A third component of Philip’s frustration with Christianity is that it seems to dignify, even pursue, weakness. He’s disgusted by what he perceives as the “self-piteous nonsense” of the priests in Woods’s retreat center. Their “talking and thinking” is cowardly compared to the remarkable bravery of the Apollo 11 astronauts, whom Philip idolizes as gods among men.
And yet when Philip eventually meets Armstrong, Aldrin, and Collins in person, his hallowed esteem crumbles. Turns out they are rather vanilla and uninspiring: pale-faced men with colds and little capacity for thoughtful conversation. Ironically, they are more impressed with Philip and his royal life than he is with them.
It’s a wakeup call for Philip, who had placed all his spiritual eggs in the basket of human achievement. Even the greatest humans are fragile, mortal creatures. Every human gets colds. They all disappoint. They all die. They can’t carry the burden of ultimate meaning or existential justification. They are dust, and to dust—or should we say “moondust”—they will return.
Even the greatest humans are fragile, mortal creatures. Every human gets colds. They all disappoint. They all die. They can’t carry the burden of ultimate meaning or existential justification.
A humbled Philip returns for a second meeting with the clergy he previously dismissed. Having admitted to himself his own weakness—grieving the death of his mother and his loss of faith—he confesses to the priests, “I now find myself full of respect and admiration and not a small part of desperation as I come to say help. Help me.”
Glory and Gravity
Philip sees what every works-driven striver must eventually learn: it’s never enough. We can’t save ourselves. Man’s glory is not in his achievements, but in his relationship with God and acceptance of his grace. “The solution to our problems, I think, is not in the ingenuity of the rocket, or the science or the technology or even the bravery,” Philip says in the end. No, the solution is faith.

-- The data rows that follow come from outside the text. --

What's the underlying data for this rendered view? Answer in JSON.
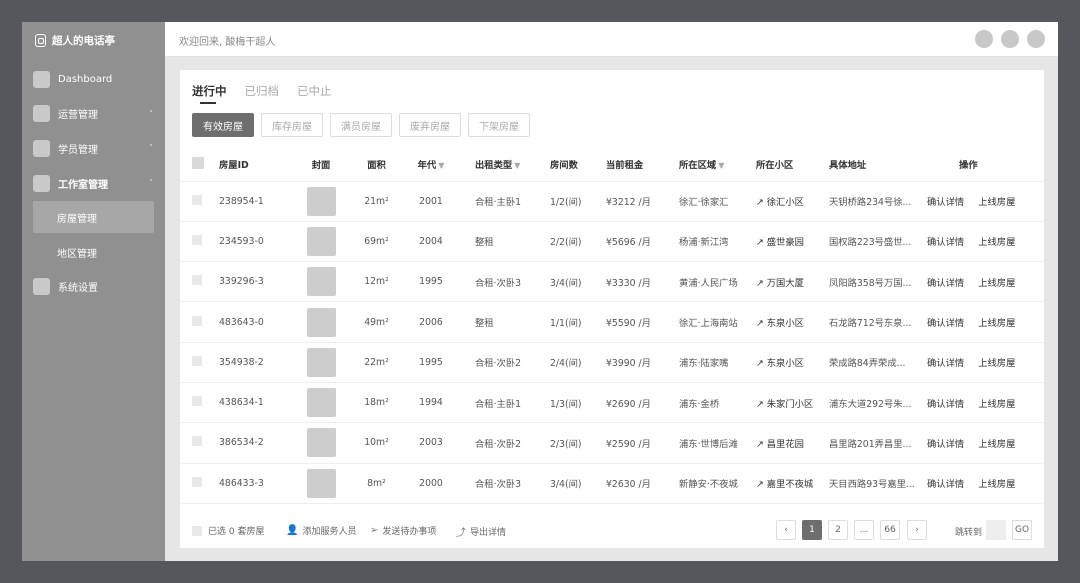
{
  "brand": {
    "name": "超人的电话亭"
  },
  "sidebar": {
    "items": [
      {
        "label": "Dashboard"
      },
      {
        "label": "运营管理",
        "chevron": "˅"
      },
      {
        "label": "学员管理",
        "chevron": "˅"
      },
      {
        "label": "工作室管理",
        "chevron": "˄"
      },
      {
        "label": "系统设置"
      }
    ],
    "subitems": [
      {
        "label": "房屋管理"
      },
      {
        "label": "地区管理"
      }
    ]
  },
  "header": {
    "welcome": "欢迎回来, 酸梅干超人"
  },
  "tabs": [
    "进行中",
    "已归档",
    "已中止"
  ],
  "filters": [
    "有效房屋",
    "库存房屋",
    "满员房屋",
    "废弃房屋",
    "下架房屋"
  ],
  "table": {
    "columns": [
      "房屋ID",
      "封面",
      "面积",
      "年代",
      "出租类型",
      "房间数",
      "当前租金",
      "所在区域",
      "所在小区",
      "具体地址",
      "操作"
    ],
    "filter_icon": "▼",
    "rows": [
      {
        "id": "238954-1",
        "area": "21m²",
        "year": "2001",
        "type": "合租·主卧1",
        "rooms": "1/2(间)",
        "rent": "¥3212 /月",
        "region": "徐汇·徐家汇",
        "community": "↗ 徐汇小区",
        "address": "天钥桥路234号徐...",
        "op1": "确认详情",
        "op2": "上线房屋"
      },
      {
        "id": "234593-0",
        "area": "69m²",
        "year": "2004",
        "type": "整租",
        "rooms": "2/2(间)",
        "rent": "¥5696 /月",
        "region": "杨浦·新江湾",
        "community": "↗ 盛世豪园",
        "address": "国权路223号盛世...",
        "op1": "确认详情",
        "op2": "上线房屋"
      },
      {
        "id": "339296-3",
        "area": "12m²",
        "year": "1995",
        "type": "合租·次卧3",
        "rooms": "3/4(间)",
        "rent": "¥3330 /月",
        "region": "黄浦·人民广场",
        "community": "↗ 万国大厦",
        "address": "凤阳路358号万国...",
        "op1": "确认详情",
        "op2": "上线房屋"
      },
      {
        "id": "483643-0",
        "area": "49m²",
        "year": "2006",
        "type": "整租",
        "rooms": "1/1(间)",
        "rent": "¥5590 /月",
        "region": "徐汇·上海南站",
        "community": "↗ 东泉小区",
        "address": "石龙路712号东泉...",
        "op1": "确认详情",
        "op2": "上线房屋"
      },
      {
        "id": "354938-2",
        "area": "22m²",
        "year": "1995",
        "type": "合租·次卧2",
        "rooms": "2/4(间)",
        "rent": "¥3990 /月",
        "region": "浦东·陆家嘴",
        "community": "↗ 东泉小区",
        "address": "荣成路84弄荣成...",
        "op1": "确认详情",
        "op2": "上线房屋"
      },
      {
        "id": "438634-1",
        "area": "18m²",
        "year": "1994",
        "type": "合租·主卧1",
        "rooms": "1/3(间)",
        "rent": "¥2690 /月",
        "region": "浦东·金桥",
        "community": "↗ 朱家门小区",
        "address": "浦东大道292号朱...",
        "op1": "确认详情",
        "op2": "上线房屋"
      },
      {
        "id": "386534-2",
        "area": "10m²",
        "year": "2003",
        "type": "合租·次卧2",
        "rooms": "2/3(间)",
        "rent": "¥2590 /月",
        "region": "浦东·世博后滩",
        "community": "↗ 昌里花园",
        "address": "昌里路201弄昌里...",
        "op1": "确认详情",
        "op2": "上线房屋"
      },
      {
        "id": "486433-3",
        "area": "8m²",
        "year": "2000",
        "type": "合租·次卧3",
        "rooms": "3/4(间)",
        "rent": "¥2630 /月",
        "region": "新静安·不夜城",
        "community": "↗ 嘉里不夜城",
        "address": "天目西路93号嘉里...",
        "op1": "确认详情",
        "op2": "上线房屋"
      }
    ]
  },
  "footer": {
    "selected": "已选 0 套房屋",
    "add_staff": "添加服务人员",
    "send_todo": "发送待办事项",
    "export": "导出详情",
    "icons": {
      "add_staff": "👤",
      "send_todo": "➢",
      "export": "⤴"
    }
  },
  "pagination": {
    "prev": "‹",
    "next": "›",
    "pages": [
      "1",
      "2",
      "...",
      "66"
    ],
    "jump_label": "跳转到",
    "go": "GO"
  }
}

And here is another reason why Christian faith endures in a secular age. It embraces suffering, but with hope. It worships a God whose glory is the shame of a bloody cross—a God who can relate to us in our darkest pain, but who conquered the grave. When our tireless strivings fail us, as they inevitably will, Jesus says “Come . . . I will give you rest” (Matt. 11:28). When we reach the end of our rope and our weakness wins, Jesus says, “My grace is sufficient for you, for my power is made perfect in weakness” (2 Cor. 12:9).
“Moondust” shows us the paradox of Christianity in a secular age: sometimes what repels moderns about faith is what eventually draws them back. Like the rising and lowering ocean tides caused by the Moon’s gravitational pull, faith ebbs and flows in history—receding and returning by the dictates of God’s gravity, and his grace.